WITF

Joshua Franzos / The Heinz Endowments

The Confluence – where the news comes together is 90.5 WESA’s weekly news program.

Each week reporters, editors and bloggers join veteran journalist, and host, Kevin Gavin. They’ll go behind the headlines taking an in-depth look at the stories important to the Pittsburgh region.

We’ll discuss the faculty strike at Pennsylvania’s 14 state universities. Also, we’ll discover what ideas were suggested to improve the quality of life for Pittsburghers at the P4 Conference. From a White House-driven police initiative to the release of a crime report we’ll take a look at police issues.

CREDIT SAUL LOEB/JIM WATSON / GETTY IMAGES, VIA NPR

The Confluence – where the news comes together is 90.5 WESA’s weekly news program.

Each week reporters, editors and bloggers join veteran journalist, and host, Kevin Gavin. They’ll go behind the headlines taking an in-depth look at the stories important to the Pittsburgh region.

This week’s topics include:

We'll look at the latest presidential race polls as well as Pennsylvania and Ohio's status as swing states in the election.
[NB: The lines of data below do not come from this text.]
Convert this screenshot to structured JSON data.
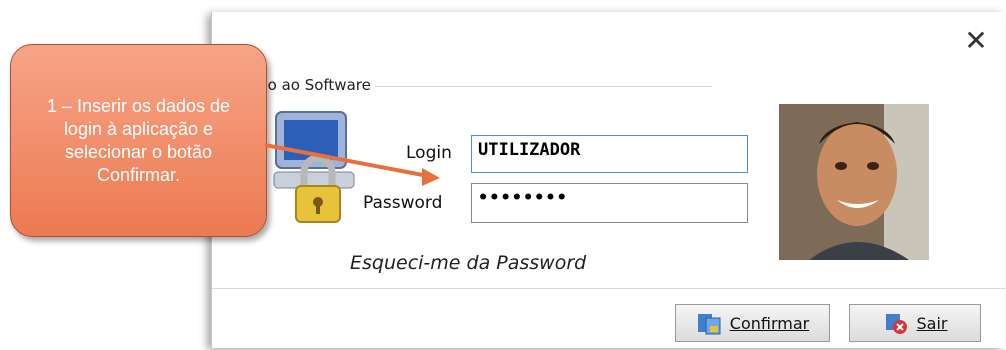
{
  "dialog": {
    "group_title": "sso ao Software",
    "login_label": "Login",
    "login_value": "UTILIZADOR",
    "password_label": "Password",
    "password_value": "••••••••",
    "forgot_link": "Esqueci-me da Password",
    "confirm_label": "Confirmar",
    "exit_label": "Sair",
    "close_glyph": "✕"
  },
  "callout": {
    "text": "1 – Inserir os dados de login à aplicação e selecionar o botão Confirmar."
  },
  "colors": {
    "callout_fill": "#ec7a52",
    "field_border": "#4a90d9"
  }
}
We'll also have the latest on the Pittsburgh Symphony Orchestra musicians strike. Later in the program we'll discuss some of the city's top news stories of the past week. 

Marcus Charleston / WESA

The Confluence – where the news comes together is 90.5 WESA’s weekly news program.

Each week reporters, editors and bloggers join veteran journalists, and host, Kevin Gavin. They’ll go behind the headlines, taking an in-depth look at the stories important to the Pittsburgh region.

This week it was announced that beginning in December Pittsburgh will become a one newspaper town. We'll look at the impact the Tribune Review dropping its print edition has on the city's journalism landscape. Health issues are also in the news. We'll  discuss Governor Tom Wolf's urging of state lawmakers to combat PA's opioid epidemic and Mylan CEO Heather Bresch's  Epipen profits testimony on Capitol Hill. Our look ahead, looks back at golf legend Arnold Palmer.  

Brett Levin / Flickr

 

Medical marijuana is legal in Pennsylvania, but a lot of regulations have to be implemented before the system is completely set up. Parents who want to help their children with serious illnesses are the first priority for the state Health Department.

Health Secretary Dr. Karen Murphy says temporary rules for out-of-state purchases will be ready by next month.

Parents will be allowed to bring medical marijuana back to Pennsylvania if their child has one of 17 serious medical conditions.

Five public media stations spanning Pennsylvania have joined forces to form a collaborative reporting center called Keystone Crossroads.

Keystone Crossroads will explore urban decline and solutions in Pennsylvania and examine topics such as aging infrastructure, immigration, local government, neighborhood life, poverty and tax policy. The initiative aims to offer connected, statewide reporting on urban challenges in the Keystone State.